Harley Lenart works for the Coon Rapids Police Department. Saturday night, she was responding to a stalled vehicle along Highway 10 near Hanson Boulevard. As she was returning to her squad car, she was hit by a passing vehicle.
The driver fled the scene, and Lenart is now recovering from several injuries.
“I really just kind of want to know what happened and why,” Lenart said.
As an aspiring police officer, Lenart is trying to do everything by the book. So when she responded to a stranded vehicle on Saturday night, she pulled her patrol car onto the shoulder and left her lights on, just like she’s supposed to do.
But when Harley returned to her car after helping the stranded driver, she realized quickly just how dangerous this job can be.
“I got hit from behind into the door and then slammed my head on the pavement,” she said.
Harley said she believes the mirror from a black SUV passed too close to her car and hit her. Her shoulder slammed into the door and then she fell onto the road, hitting her head.
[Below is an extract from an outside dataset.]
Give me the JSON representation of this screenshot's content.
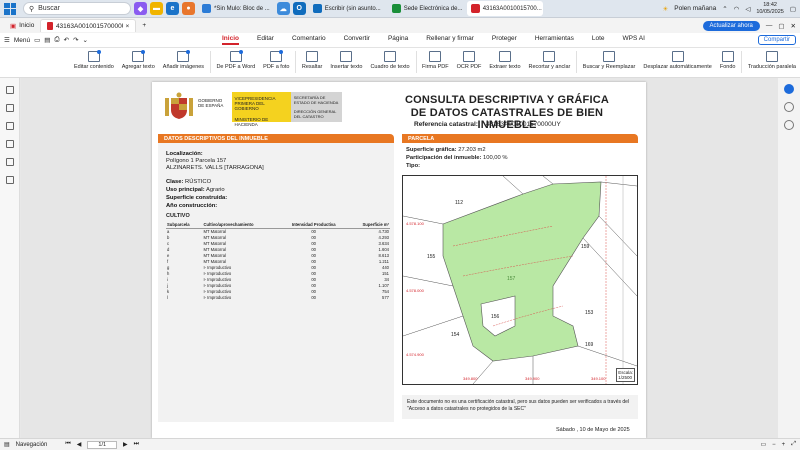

She was able to crawl back into her car and radio for help.
If she wasn’t wearing a vest at the time of the incident, she might not have survived.
“I have left bruised ribs from the impact of where the vehicle was. My vest is what saved me. They think if I hadn’t had my vest, I would have broken ribs and punctured a lung,” Lenart said.
Instead, she’s expected to recover and eventually return to work. She feels lucky, but not scared.
“When people ask me if I’m okay I say I’m alive and breathing, and I made it home at some point at the end of the shift. That’s all that matters and all that I care about,” she said.
Lenart also suffered a concussion. Officials are offering a $500 reward for any information leading to an arrest and conviction. Police say the driver violated the “Ted Foss Move-Over Law,” which requires drivers to move over a full lane away from stopped emergency vehicles.